President Biden held up the planned retaliatory strikes against the Iranian-backed Houthi rebels because of ‘bad weather’ with a military source saying that commanders prefer to strike in clear conditions in order to avoid civilian casualties.
The president has signed off on the strikes, meaning it’s a question of when, not if the US will hit back in the wake of the deaths of three servicemen last week in Jordan at the hands of a Houthi drone.
A military source told CBS News that CENTCOM forces in the Middle East would rather wait until conditions in the region clear up before launching the counteroffensive.
Weather forecast over the Yemeni capital, Sanaa, which is under the control of the Houthis, indicates sun and clear skies all through the weekend of February 2.
While the threat of retaliation for Sunday’s deaths has driven some militant groups to say they were stopping hostilities, as late as Thursday Yemen’s Houthi rebels were still attacking vessels and fired a ballistic missile at a Liberian-flagged container ship in the Red Sea.
President Biden held up the planned retaliatory strikes against the Iranian-backed Houthi rebels because of ‘bad weather’
Yemen’s Houthi fighters man a machine gun mounted on a vehicle while participating in a parade in solidarity with Palestinians and denounce the U.S.-led aerial attacks on Yemen
‘At this point, it’s time to take away even more capability than we’ve taken in the past,’ Austin said Thursday in his first press conference since he was hospitalized on Jan. 1 due to complications from prostate cancer treatment.
Previous U.S. strikes have not deterred the attacks.
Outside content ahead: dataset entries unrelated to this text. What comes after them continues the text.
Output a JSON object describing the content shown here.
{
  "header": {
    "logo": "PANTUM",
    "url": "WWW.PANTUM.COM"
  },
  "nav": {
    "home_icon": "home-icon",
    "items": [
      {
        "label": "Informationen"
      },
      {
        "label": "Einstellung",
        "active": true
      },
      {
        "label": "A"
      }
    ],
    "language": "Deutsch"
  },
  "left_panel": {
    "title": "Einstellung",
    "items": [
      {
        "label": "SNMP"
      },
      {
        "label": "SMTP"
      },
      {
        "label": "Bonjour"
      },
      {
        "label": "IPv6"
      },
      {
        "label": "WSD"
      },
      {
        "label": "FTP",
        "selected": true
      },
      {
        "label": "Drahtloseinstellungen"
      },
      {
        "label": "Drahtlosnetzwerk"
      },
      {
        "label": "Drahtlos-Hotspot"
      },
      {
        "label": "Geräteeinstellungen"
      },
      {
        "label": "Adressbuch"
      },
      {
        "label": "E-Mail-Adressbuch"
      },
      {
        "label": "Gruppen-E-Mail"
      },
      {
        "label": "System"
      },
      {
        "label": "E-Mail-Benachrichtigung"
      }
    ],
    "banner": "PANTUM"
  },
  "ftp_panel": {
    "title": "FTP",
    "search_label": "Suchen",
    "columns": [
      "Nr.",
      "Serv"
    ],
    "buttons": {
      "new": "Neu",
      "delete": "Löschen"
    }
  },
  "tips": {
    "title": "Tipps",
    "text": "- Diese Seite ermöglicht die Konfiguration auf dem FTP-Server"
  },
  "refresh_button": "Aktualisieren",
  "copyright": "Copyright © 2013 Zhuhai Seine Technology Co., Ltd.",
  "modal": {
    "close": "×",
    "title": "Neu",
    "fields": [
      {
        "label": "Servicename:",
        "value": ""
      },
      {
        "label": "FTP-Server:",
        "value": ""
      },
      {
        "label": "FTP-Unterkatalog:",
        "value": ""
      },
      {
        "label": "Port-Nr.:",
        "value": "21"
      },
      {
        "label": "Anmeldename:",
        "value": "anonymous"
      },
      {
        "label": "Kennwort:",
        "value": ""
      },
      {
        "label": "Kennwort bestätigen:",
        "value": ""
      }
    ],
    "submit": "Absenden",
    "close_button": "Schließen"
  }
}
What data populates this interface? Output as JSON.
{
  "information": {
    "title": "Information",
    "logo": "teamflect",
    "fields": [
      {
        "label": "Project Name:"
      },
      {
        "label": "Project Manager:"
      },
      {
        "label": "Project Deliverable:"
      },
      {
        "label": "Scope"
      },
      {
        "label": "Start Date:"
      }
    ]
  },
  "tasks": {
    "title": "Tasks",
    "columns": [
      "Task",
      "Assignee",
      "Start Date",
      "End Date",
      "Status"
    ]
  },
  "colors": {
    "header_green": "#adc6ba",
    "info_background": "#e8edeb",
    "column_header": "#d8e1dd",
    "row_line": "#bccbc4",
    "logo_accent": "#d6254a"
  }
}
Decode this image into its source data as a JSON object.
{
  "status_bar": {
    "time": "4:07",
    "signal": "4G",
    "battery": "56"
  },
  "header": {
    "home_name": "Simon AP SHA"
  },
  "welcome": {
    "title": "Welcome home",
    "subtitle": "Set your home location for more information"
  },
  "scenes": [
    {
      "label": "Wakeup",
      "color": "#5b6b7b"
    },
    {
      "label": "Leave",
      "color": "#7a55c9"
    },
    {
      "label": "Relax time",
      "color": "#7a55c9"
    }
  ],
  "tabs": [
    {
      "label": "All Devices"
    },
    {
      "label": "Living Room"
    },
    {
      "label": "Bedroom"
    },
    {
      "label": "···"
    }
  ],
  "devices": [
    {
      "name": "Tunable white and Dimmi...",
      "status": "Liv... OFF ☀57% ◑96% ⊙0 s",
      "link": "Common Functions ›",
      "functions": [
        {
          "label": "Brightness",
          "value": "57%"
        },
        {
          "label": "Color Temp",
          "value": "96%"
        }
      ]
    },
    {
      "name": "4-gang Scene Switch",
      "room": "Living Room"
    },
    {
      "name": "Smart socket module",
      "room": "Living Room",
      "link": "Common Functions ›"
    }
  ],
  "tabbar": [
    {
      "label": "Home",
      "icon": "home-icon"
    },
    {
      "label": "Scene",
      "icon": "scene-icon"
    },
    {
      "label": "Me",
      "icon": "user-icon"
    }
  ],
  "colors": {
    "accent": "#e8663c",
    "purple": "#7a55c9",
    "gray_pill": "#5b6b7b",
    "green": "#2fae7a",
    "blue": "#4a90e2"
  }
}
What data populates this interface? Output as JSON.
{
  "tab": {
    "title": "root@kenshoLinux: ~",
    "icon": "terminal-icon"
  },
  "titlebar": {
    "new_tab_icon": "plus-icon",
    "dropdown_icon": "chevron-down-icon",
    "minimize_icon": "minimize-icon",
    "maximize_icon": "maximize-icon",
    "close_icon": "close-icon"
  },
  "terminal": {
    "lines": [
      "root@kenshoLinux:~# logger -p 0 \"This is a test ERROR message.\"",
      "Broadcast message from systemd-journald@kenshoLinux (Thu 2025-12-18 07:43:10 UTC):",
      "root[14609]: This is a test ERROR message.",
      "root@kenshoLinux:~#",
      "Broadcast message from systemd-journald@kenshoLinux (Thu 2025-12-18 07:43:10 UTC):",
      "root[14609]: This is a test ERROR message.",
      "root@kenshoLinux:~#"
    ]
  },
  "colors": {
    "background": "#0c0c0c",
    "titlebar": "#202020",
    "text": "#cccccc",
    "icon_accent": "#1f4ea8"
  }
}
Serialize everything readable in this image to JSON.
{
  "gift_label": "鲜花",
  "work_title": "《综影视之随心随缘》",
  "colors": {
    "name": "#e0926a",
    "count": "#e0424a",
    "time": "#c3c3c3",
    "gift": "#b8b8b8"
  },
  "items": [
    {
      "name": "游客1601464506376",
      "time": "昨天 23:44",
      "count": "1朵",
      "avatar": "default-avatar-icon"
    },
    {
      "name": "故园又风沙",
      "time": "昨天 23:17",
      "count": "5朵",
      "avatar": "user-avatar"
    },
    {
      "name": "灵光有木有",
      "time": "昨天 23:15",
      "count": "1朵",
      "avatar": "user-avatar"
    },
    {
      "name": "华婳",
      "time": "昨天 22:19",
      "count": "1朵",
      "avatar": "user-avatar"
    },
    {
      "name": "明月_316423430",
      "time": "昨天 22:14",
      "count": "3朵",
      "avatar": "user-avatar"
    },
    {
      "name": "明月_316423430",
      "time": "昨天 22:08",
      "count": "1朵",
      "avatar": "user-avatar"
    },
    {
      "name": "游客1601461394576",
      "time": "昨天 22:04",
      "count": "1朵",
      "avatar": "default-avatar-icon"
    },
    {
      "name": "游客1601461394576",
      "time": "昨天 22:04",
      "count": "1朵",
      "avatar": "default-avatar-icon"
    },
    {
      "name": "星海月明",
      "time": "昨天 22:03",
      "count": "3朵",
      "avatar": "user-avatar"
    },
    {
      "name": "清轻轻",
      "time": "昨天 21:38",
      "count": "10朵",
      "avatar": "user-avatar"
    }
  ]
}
Since the war between Israel and Hamas broke out in October, Iranian-backed militant groups have struck U.S. bases in Iraq and Syria at least 166 times with rockets, missiles and one-way attack drones, drawing about a half-dozen U.S. counterstrikes on militant facilities in both countries.
The U.S. military also has carried out airstrikes targeting the Iran-backed Houthi rebels in Yemen.
The U.S. has attributed the attack on Tower 22 in Jordan to the Islamic Resistance in Iraq, an umbrella group of Iran-backed militias that includes the militant group Kataib Hezbollah.
While Iran has denied involvement, Austin said Thursday that ‘how much Iran knew or didn’t know, we don’t know. But it really doesn’t matter because Iran sponsors these groups.’
Austin said ‘without that facilitation, these kinds of things don’t happen.’ He said the Pentagon is still looking at the forensics of the drone that struck Tower 22, a secretive base in northeastern Jordan that’s been crucial to the American presence in neighboring Syria.
‘I don’t think the adversaries are of a ‘one and done’ mindset. And so they have a lot of capability. I have a lot more,’ Austin said. ‘We’re going to do what’s necessary to protect our troops.’
In the Red Sea, the Houthis have fired on commercial and military ships almost 40 times since November. In the latest attack, they fired a ballistic missile at the M/V Koi, a Liberian-flagged container ship on Thursday, U.S. Central Command said. The ship’s management could not immediately be reached for comment. The Houthis did not claim responsibility for the assault.
Secretary of Defense Lloyd Austin speaks during a press conference at Pentagon for the first time since his recent hospitalization due to a prostate cancer diagnosis
While the threat of retaliation for Sunday’s deaths has driven some militant groups to say they were stopping hostilities, as late as Thursday Yemen’s Houthi rebels were still attacking vessels
The attack happened west of Hodeida, a port city in Yemen long held by the rebels, said the United Kingdom Maritime Trade Operations, a British military group overseeing Mideast waterways.
Also on Thursday, Central Command said it had destroyed two more Houthi-fired drones. One overhead drone, fired at 5 a.m. in Yemen, was shot down in the Gulf of Aden.
A few hours later, an uncrewed surface vehicle, a drone that travels through water, was ‘determined to be an imminent threat’ and was struck in self defense in the Red Sea, Central Command said.
The Houthis say they are targeting ships over Israel’s offensive in Gaza against Hamas.
But they have frequently targeted vessels with tenuous or no clear links to Israel, imperiling shipping in a key route for global trade between Asia, the Mideast and Europe.
The Houthis hit a commercial vessel with a missile on Jan. 26, sparking a fire that burned for hours.
The Pentagon has the aircraft carrier Dwight D. Eisenhower in the region, along with at least a half dozen other major U.S. warships, U.S. Air Force fighter jets and radar aircraft. It has already been regularly using those assets to conduct strikes and defend ships.
Late Wednesday, American F/A-18 fighter jets struck and destroyed 10 Houthi drones that were prepared to launch, as well as a ground control station used by the rebels, the U.S. military said.
The U.S. also intercepted a ballistic missile and other drones already in the air during the day.